Accidents of Nature
By Harriet McBryde Johnson
Copyright 2006, Henry Holt and company, New York
360 Braille pages
Disability, Young Adult
If you dive heart-first into Harriet McBryde Johnson’s autobiographical novel, “Accidents of Nature”, you won’t come up gasping for air. Rather, dwelling among strange creatures, you will find yourself breathing for the first time.
Set in 1970, the story is told through the experiences of Jean, a seventeen year old girl who just happens to have been born with Cerebral Palsy. Jean thinks she is like everyone at her “normal” high school in small Crosstown, South Carolina. She has friends, goes with them to ball games, even joins them when they grab a burger. But when she spends ten days at Camp Courage, her reign as poster child and telethon inspiration seems destined to crash.
For the first time in her life, Jean ventures beyond the parameters of her loving family and is thrown into the mix with other “freaks”. She watches as fellow “crips” remove body parts to enjoy the weightlessness of swimming, and listens terrified while cabinmates moan and howl with seizures and fits. She endures the patronizing attitudes of camp staff, even as they risk their own well-being to assist campers in distress. Most touching of all, as we listen in, she collides with the reality of who she is, and questions her place in the world.
Ms. Johnson masterfully sets the tone for Jean’s story in the prologue as she reflects upon the camp’s setting, and hints at the title’s meaning. “Twisted and shapely, bent and straight” trees which survived the process of natural selection, she writes,
“…did not survive because they were fit. Rather, they were proven fit because they survived. They survived by accident.”
And as Jean’s fellow campers come forward, the question arises in our minds: what about their quality of life?
Everyone is sure to steer clear of Willie, with the hideous face you can’t stomach and physical characteristics equally as abominable. Dolly is mindlessly oblivious of everything around her as she babbles on and on about the novella she is writing. Margie is sweet and always helpful, but you know she is destined to remain a child. And Sara may be more intelligent and well-read than anyone, but she will require assistance with everything for as long as she lives.
No wonder Jean questions her own future happiness.
The story’s everyday realism becomes most significant when you learn Ms. Johnson writes from personal experience. She attended a school for children with disabilities until age thirteen, and a cross-disability summer camp until age seventeen. She became a lawyer in 1985, was active in the struggle for social justice, especially disability rights, and holds the world endurance record (fifteen years without interruption as of 2006) for protesting the Jerry Lewis telethon for the Muscular Dystrophy Association. She died in 2008.

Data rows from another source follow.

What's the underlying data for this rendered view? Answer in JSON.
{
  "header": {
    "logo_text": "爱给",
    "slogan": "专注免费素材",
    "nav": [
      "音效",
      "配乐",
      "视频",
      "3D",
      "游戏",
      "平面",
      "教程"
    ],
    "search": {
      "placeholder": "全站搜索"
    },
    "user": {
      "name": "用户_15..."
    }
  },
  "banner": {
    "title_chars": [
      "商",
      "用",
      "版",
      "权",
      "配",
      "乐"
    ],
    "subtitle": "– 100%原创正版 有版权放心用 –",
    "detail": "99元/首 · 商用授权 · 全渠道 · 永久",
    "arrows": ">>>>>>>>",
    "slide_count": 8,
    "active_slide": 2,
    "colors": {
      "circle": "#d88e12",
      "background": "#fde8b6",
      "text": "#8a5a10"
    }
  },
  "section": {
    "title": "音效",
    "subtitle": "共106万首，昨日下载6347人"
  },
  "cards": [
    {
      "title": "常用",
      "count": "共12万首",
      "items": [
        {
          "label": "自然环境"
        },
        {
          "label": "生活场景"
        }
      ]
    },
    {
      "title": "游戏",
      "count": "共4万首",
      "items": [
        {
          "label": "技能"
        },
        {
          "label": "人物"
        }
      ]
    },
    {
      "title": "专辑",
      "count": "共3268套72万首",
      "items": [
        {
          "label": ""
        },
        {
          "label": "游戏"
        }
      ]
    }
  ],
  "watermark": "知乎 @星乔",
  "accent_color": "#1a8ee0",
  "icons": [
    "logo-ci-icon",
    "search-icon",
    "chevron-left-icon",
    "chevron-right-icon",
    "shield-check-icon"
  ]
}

Reading Accidents of Nature in Braille, I couldn’t help considering my own sense of independence, and all the people in my life who have helped me achieve it. At the same time, my emotions were seized by memories of the two years I attended Litzsinger, a special school for physically challenged, mentally retarded, and deaf students. I remember how easy it was to become one of them, reveling in their off-beat humor, learning alongside classmates born with cerebral palsy and muscular dystrophy, teenagers who struggled minute by minute to move a hand, formulate discernable speech, or simply prove to onlookers they were in fact human beings.
Accidents of Nature is definitely a window into the world of difference. But a funny thing happens as readers gaze, or sometimes gawk, at the “spazzos” and “aussies” attending Camp Courage. We catch a glimpse of our own reflections in the glass—and recognize we are one of them. Their longings are our longings. Their dreams are our dreams. And by finally engaging their humanity, we, too, become human.
And like Jean, we can’t help declaring,
“I’m not disgusted by the others, people with pieces missing or mangled. I count it a rare privilege to see them all without their coverings, their equipment, their attachments, their replacement parts, as they really are, in all their strange variety.”